You hate broccoli or you love it. There is no middle ground or grey area. The same theory is applicable to coaches. Some people loathe the name Calipari while others celebrate it. Many were celebrating last night after Kentucky’s win over the Kansas Jayhawks. Living in Memphis gave me first hand accounts of Calipari and his genius, nevermind the fact that I have played 18 holes of Putt-Putt behind he and his son only days after his hip surgery. Or the time he and his children were gallivanting around the 12th green at Galloway Golf Course while I accidentally rolled a few tee shots in their direction. During his tenure in Memphis he galvanized a city and created a culture unlike any other this city had seen. Then he left.
Name calling, disavowed allegiances were sworn, and hatred festered for a slick-haired Italian crook.
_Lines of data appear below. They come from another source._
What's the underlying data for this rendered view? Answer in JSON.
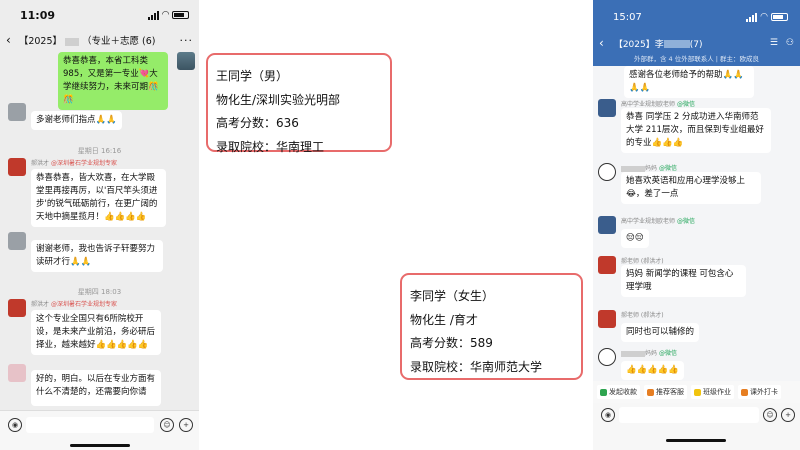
{
  "left_phone": {
    "time": "11:09",
    "title": "【2025】",
    "title_suffix": "（专业＋志愿 (6)",
    "messages": [
      {
        "text": "恭喜恭喜，本省工科类985，又是第一专业💘大学继续努力，未来可期🎊🎊"
      },
      {
        "text": "多谢老师们指点🙏🙏"
      },
      {
        "time": "星期日 16:16"
      },
      {
        "nick": "郝洪才",
        "org": "@深圳暑石学业规划专家",
        "text": "恭喜恭喜，皆大欢喜，在大学殿堂里再接再厉，以'百尺竿头须进步'的锐气砥砺前行，在更广阔的天地中摘星揽月！👍👍👍👍"
      },
      {
        "text": "谢谢老师，我也告诉子轩要努力读研才行🙏🙏"
      },
      {
        "time": "星期四 18:03"
      },
      {
        "nick": "郝洪才",
        "org": "@深圳暑石学业规划专家",
        "text": "这个专业全国只有6所院校开设，是未来产业前沿，务必研后择业，越来越好👍👍👍👍👍"
      },
      {
        "text": "好的，明白。以后在专业方面有什么不清楚的，还需要向你请"
      }
    ]
  },
  "student_1": {
    "name": "王同学（男）",
    "school": "物化生/深圳实验光明部",
    "score": "高考分数：636",
    "admitted_label": "录取院校：",
    "admitted_school": "华南理工"
  },
  "student_2": {
    "name": "李同学（女生）",
    "school": "物化生 /育才",
    "score": "高考分数：589",
    "admitted_label": "录取院校：",
    "admitted_school": "华南师范大学"
  },
  "right_phone": {
    "time": "15:07",
    "title": "【2025】李",
    "title_suffix": "(7)",
    "subtitle": "外部群，含 4 位外部联系人 | 群主：欧成良",
    "messages": [
      {
        "text": "感谢各位老师给予的帮助🙏🙏🙏🙏"
      },
      {
        "nick": "高中学业规划欧老师",
        "wx": "@微信",
        "text": "恭喜 同学压 2 分成功进入华南师范大学 211层次，而且保到专业组最好的专业👍👍👍"
      },
      {
        "nick": "妈妈",
        "wx": "@微信",
        "text": "她喜欢英语和应用心理学没够上😂，差了一点"
      },
      {
        "nick": "高中学业规划欧老师",
        "wx": "@微信",
        "text": "😔😔"
      },
      {
        "nick": "郝老师 (郝洪才)",
        "text": "妈妈 新闻学的课程 可包含心理学哦"
      },
      {
        "nick": "郝老师 (郝洪才)",
        "text": "同时也可以辅修的"
      },
      {
        "nick": "妈妈",
        "wx": "@微信",
        "text": "👍👍👍👍👍"
      }
    ],
    "quick_actions": [
      "发起收款",
      "推荐客服",
      "班级作业",
      "课外打卡"
    ]
  }
}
Well, I for one did not participate in this mob-like mentality. He left for a better job. Get over it. Yes, I was disappointed that MY team no longer had his goon squad of recruiters or his charismatic demeanor that soothed and calmed every worry. He went to another Blue school, who desperately needed to win again. So what did he do? He won. He won a lot. Calipari still hasn’t lost in Rupp Arena. Memphis fans hate him because he’s winning elsewhere – his character never came into question when he was the orchestrator of the Tigers success. Read more
1. Duck Soup– Often referred to as the Marx Brothers best film, Duck Soup is also one of the best military satires ever made. Personally, I love the Marx Brothers. I find their humor brilliant. I think this is a film that everyone should give a chance and you might just find that the wit of old Hollywood is just as good if not better as the wit of Hollywood today. Oh and it just so happens to be number 5 in AFI’s Top 100 Laughs of All-Time if you don’t want to take my word for it. Also, the entire film can be viewed on YouTube below if you don’t have Netflix! Read more